Curtains are cloth panels that are frequently purchased and hung in pairs. Curtains come in various widths, lengths, materials, colors, and designs. They can provide texture and color as well as soften a place.
Curtains hang on a rod, which may be bare or ornamental. Some curtains include a fabric pocket at the top that slips over the rod and conceals it when they are closed. Others have fabric tabs or metal grommets sewn onto the top to slide over the rod. Additionally, some rings or hooks can be attached to the top of curtains to secure them to the rod.
When comparing curtains with drapes, there aren’t many differences. Drapes serve the same functions as curtains do: to provide seclusion, block light, and enhance visual appeal in a space. As window coverings, drape panels are frequently sold in pairs. Additionally, like curtains, drapes are hung from a rod using rings, hooks, grommets, or fabric sleeves.
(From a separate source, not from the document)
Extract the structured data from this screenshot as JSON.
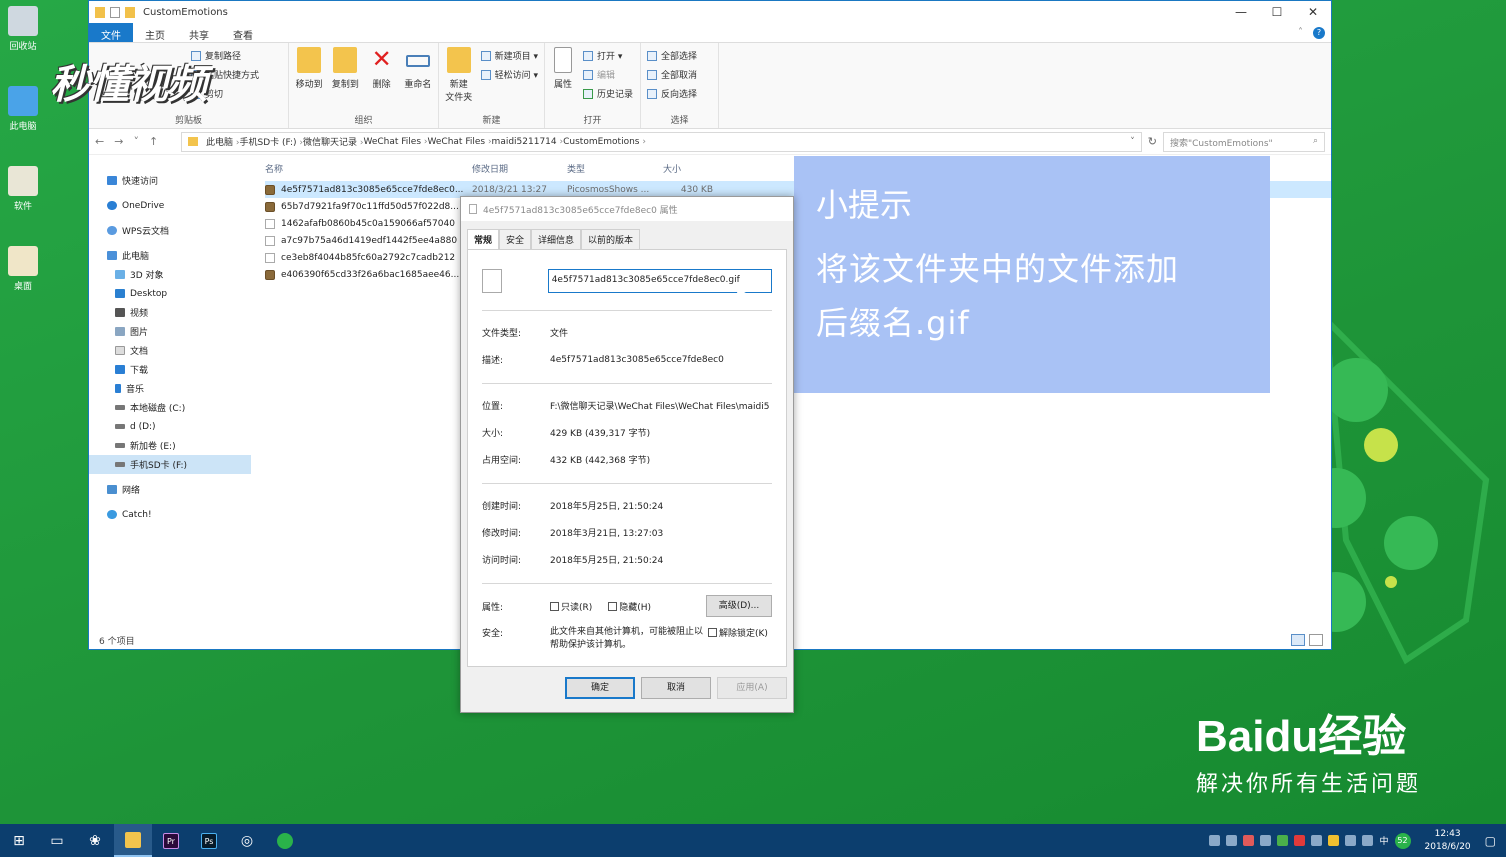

The main distinction between drapes and curtains is that drapes frequently have heavy fabric linings to block off exterior light completely. Additionally, the visible fabric of curtains is often thick and slightly stiff, and common materials include silk, velvet, and damask. Although most drapes are solid or textured rather than substantially patterned, patterns are still an option. Your drapes won’t go out of style because you can choose any color of cloth to suit your preferences.
Shades are generally sold separately and come in various materials, such as fabric, vinyl, and bamboo. Unlike drapes or curtains, they dangle below the sill and are sized to fit within the window frame.
The shade must be raised using a cable, roller, or other lifting devices to let light in and view outside. Depending on the shade’s form, it either rolls or bunches around a rod as it lifts. The Roman shade, which pulls up into deep pleats, and the balloon shade, which poufs into fabric balloons, are popular types of window coverings.
Like shades, blinds are raised and lowered by a rope or other mechanism, but unlike shades, blinds are not one continuous piece of cloth. Instead, blinds are made up of louvers, often slats, which may be tilted open to let in light or closed for seclusion and darkness. And unlike shades, you may tilt open the blinds to view through them rather than entirely raising them.
Standard blind slat depths are 1/2 inch, 1 inch, or 2 inches; the latter is frequently referred to as Venetian blinds. The blinds’ length and width are designed to fit inside the window frame. Although horizontal slat blinds are the most popular, hanging vertical slat blinds are also available.